You must choose with a clear head and open eyes. You are marrying this tree; choose a partner, not an ornament.

Like Amy, I loved this book, and I’ve been eagerly recommending it to anyone who’ll listen.

Any gardener would love “Lab Girl” originally appeared on Garden Rant on July 1, 2016.

Calling long range forecasting on its BS by Elizabeth Licata

weatherHe had me at “silly on weather.” A retired, Buffalo-based, 30-year broadcaster and longtime meteorologist,  Don Paul still contributes occasionally to the local paper with smart articles like this one.

Reading them is so much more interesting than looking at some guy (or gal) standing in front of an animated map. There simply isn’t time to say anything in the couple minutes they allot for weather during the average half hour of local news-which isn’t really a half hour and you don’t get much news in it either. That’s why Walter Cronkite always wanted to end every broadcast with “for more details, see your local newspaper.”
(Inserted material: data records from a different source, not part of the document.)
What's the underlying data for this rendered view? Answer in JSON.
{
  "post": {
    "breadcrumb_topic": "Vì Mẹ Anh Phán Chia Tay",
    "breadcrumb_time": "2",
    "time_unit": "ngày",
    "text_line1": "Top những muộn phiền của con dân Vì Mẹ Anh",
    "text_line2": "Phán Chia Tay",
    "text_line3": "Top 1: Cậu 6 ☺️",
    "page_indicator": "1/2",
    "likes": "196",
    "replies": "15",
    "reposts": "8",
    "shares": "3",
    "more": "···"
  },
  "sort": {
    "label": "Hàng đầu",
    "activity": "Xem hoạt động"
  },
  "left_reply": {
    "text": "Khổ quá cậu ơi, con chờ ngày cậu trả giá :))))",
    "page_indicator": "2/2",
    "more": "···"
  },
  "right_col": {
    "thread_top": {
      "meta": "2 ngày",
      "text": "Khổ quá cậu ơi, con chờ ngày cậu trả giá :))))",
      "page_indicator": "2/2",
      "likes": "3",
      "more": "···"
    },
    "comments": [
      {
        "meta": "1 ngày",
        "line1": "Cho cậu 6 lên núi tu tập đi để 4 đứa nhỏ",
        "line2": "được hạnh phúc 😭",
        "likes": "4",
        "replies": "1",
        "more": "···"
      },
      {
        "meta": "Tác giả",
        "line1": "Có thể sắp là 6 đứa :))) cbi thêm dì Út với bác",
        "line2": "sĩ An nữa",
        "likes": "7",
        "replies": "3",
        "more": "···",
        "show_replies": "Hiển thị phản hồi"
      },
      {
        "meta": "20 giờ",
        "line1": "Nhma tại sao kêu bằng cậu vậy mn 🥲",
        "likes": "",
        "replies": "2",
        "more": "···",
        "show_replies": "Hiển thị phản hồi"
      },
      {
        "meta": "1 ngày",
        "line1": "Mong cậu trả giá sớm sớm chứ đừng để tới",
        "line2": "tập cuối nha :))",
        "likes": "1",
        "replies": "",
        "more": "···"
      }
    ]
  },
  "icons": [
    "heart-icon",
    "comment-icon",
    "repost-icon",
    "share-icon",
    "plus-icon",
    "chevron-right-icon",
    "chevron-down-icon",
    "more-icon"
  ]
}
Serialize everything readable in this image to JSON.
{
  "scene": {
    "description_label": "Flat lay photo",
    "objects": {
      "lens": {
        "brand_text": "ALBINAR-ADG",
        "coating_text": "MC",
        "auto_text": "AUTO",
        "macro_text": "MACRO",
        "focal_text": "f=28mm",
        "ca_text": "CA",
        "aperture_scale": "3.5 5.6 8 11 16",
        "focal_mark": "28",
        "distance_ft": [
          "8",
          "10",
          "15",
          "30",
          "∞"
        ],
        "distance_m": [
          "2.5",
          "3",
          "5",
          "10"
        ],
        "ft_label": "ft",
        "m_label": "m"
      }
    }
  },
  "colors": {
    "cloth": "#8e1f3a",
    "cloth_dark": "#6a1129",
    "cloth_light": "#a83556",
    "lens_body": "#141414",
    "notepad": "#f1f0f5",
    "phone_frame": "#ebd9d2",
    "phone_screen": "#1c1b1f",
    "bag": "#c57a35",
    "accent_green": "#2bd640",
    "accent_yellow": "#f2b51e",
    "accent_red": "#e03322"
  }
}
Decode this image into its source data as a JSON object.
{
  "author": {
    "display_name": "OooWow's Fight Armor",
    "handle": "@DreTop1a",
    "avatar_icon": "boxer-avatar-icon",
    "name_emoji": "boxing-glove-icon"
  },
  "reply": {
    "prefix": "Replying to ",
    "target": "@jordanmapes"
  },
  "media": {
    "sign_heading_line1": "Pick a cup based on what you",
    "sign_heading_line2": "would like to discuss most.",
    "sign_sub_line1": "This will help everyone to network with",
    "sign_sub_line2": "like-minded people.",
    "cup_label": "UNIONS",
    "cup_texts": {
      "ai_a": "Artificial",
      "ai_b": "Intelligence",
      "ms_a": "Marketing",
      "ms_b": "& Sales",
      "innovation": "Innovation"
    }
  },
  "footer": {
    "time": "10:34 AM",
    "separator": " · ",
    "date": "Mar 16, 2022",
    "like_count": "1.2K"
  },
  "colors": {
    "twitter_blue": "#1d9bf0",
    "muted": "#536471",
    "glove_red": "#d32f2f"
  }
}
I liked Paul’s recent column on the silliness of long range forecasting because I think we’ve all been seduced by the idea that we can look into this particular crystal ball. That must be why people buy and believe the predictions is such publications as the Farmers’ Almanac and the Old Farmer’s Almanac, on which Paul has this to say:

Both issue essentially worthless detailed forecasts for a year out based on either nothing at all or junk science. Some people take them seriously, but most don’t because they know better. Or, if they don’t, they SHOULD know better. There actually have been a number of statistical studies done on their forecasts proving their worthlessness, which was no surprise to meteorologists. Studying silly forecasts is probably grant money that could have been better spent elsewhere.

And then there are the month-long forecasts you can find elsewhere (he does not name them):

The concern is these few forecasting firms, a couple of which are very large and filled with well-educated meteorologists, have managers who KNOW better than to issue 45-day or 30-day daily forecasts. But these executives also know a lot of customers are willing to believe such forecasts are viable, coming as they do from well-known and seemingly respectable firms.

Personally, I try not to take anything too seriously beyond 2 days out, which is actually more conservative than Paul gets. Recently, we had a two-day art festival here and all the local forecasts insisted-through the early morning hours-that the first day would be at least 80% likelihood of rain. There wasn’t a cloud in the sky all that gorgeous day, but many stayed home and I’m some vendors lost money. Them’s the breaks.

Gardeners, and many others, spend much of their days with their eyes on the sky, which seems to be as good a way as any to assess the weather. But I’m glad to have some interesting and enlightening weather reporting in the place I’d expect to find it: print journalism.

Calling long range forecasting on its BS originally appeared on Garden Rant on June 29, 2016.